**About this exercise**
Go through the entries, filter for the word "text", and copy every line that has it.

....

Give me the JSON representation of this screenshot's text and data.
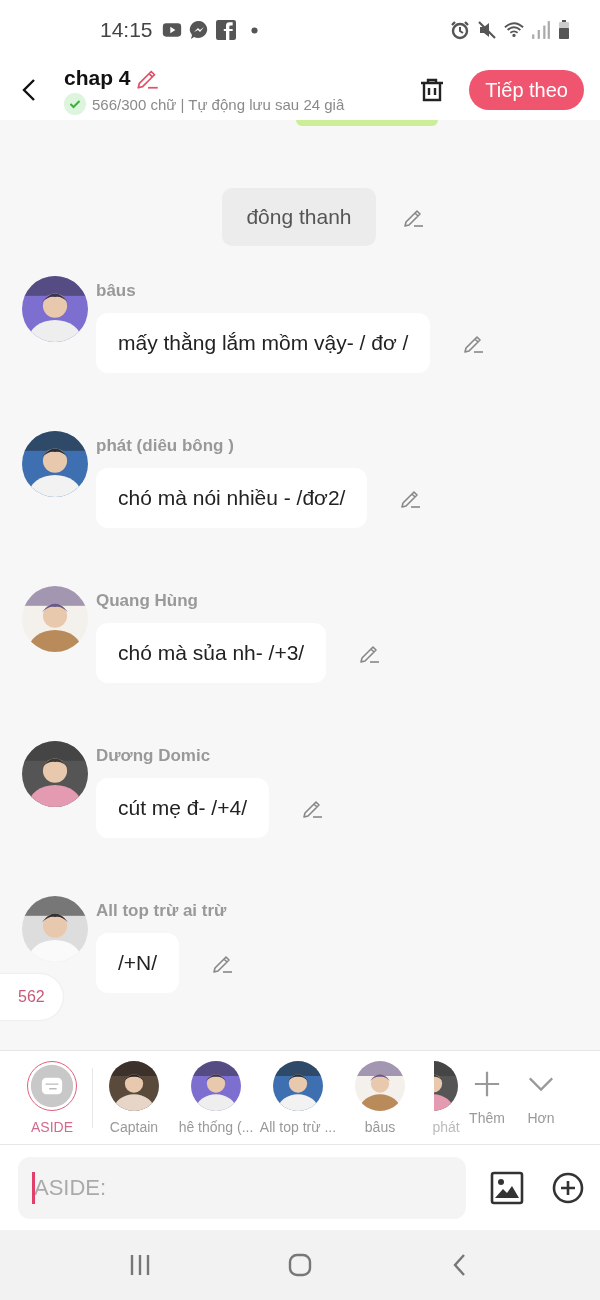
{
  "status_bar": {
    "time": "14:15"
  },
  "header": {
    "title": "chap 4",
    "saved": true,
    "info": "566/300 chữ | Tự động lưu sau 24 giâ",
    "next_button": "Tiếp theo"
  },
  "messages": [
    {
      "kind": "cut"
    },
    {
      "kind": "aside",
      "text": "đông thanh"
    },
    {
      "kind": "character",
      "name": "bâus",
      "text": "mấy thằng lắm mồm vậy- / đơ /"
    },
    {
      "kind": "character",
      "name": "phát (diêu bông )",
      "text": "chó mà nói nhiều - /đơ2/"
    },
    {
      "kind": "character",
      "name": "Quang Hùng",
      "text": "chó mà sủa nh- /+3/"
    },
    {
      "kind": "character",
      "name": "Dương Domic",
      "text": "cút mẹ đ- /+4/"
    },
    {
      "kind": "character",
      "name": "All top trừ ai trừ",
      "text": "/+N/"
    }
  ],
  "counter_badge": "562",
  "characters": [
    {
      "kind": "aside",
      "name": "ASIDE",
      "selected": true
    },
    {
      "name": "Captain",
      "selected": false
    },
    {
      "name": "hê thống (...",
      "selected": false
    },
    {
      "name": "All top trừ ...",
      "selected": false
    },
    {
      "name": "bâus",
      "selected": false
    },
    {
      "name": "phát",
      "selected": false
    }
  ],
  "strip_actions": [
    {
      "kind": "add",
      "label": "Thêm"
    },
    {
      "kind": "more",
      "label": "Hơn"
    }
  ],
  "input": {
    "placeholder": "ASIDE:"
  }
}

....

**Solution below**
Give me the JSON representation of this screenshot's text and data.
      "text": "đông thanh"
      "text": "mấy thằng lắm mồm vậy- / đơ /"
      "text": "chó mà nói nhiều - /đơ2/"
      "text": "chó mà sủa nh- /+3/"
      "text": "cút mẹ đ- /+4/"
      "text": "/+N/"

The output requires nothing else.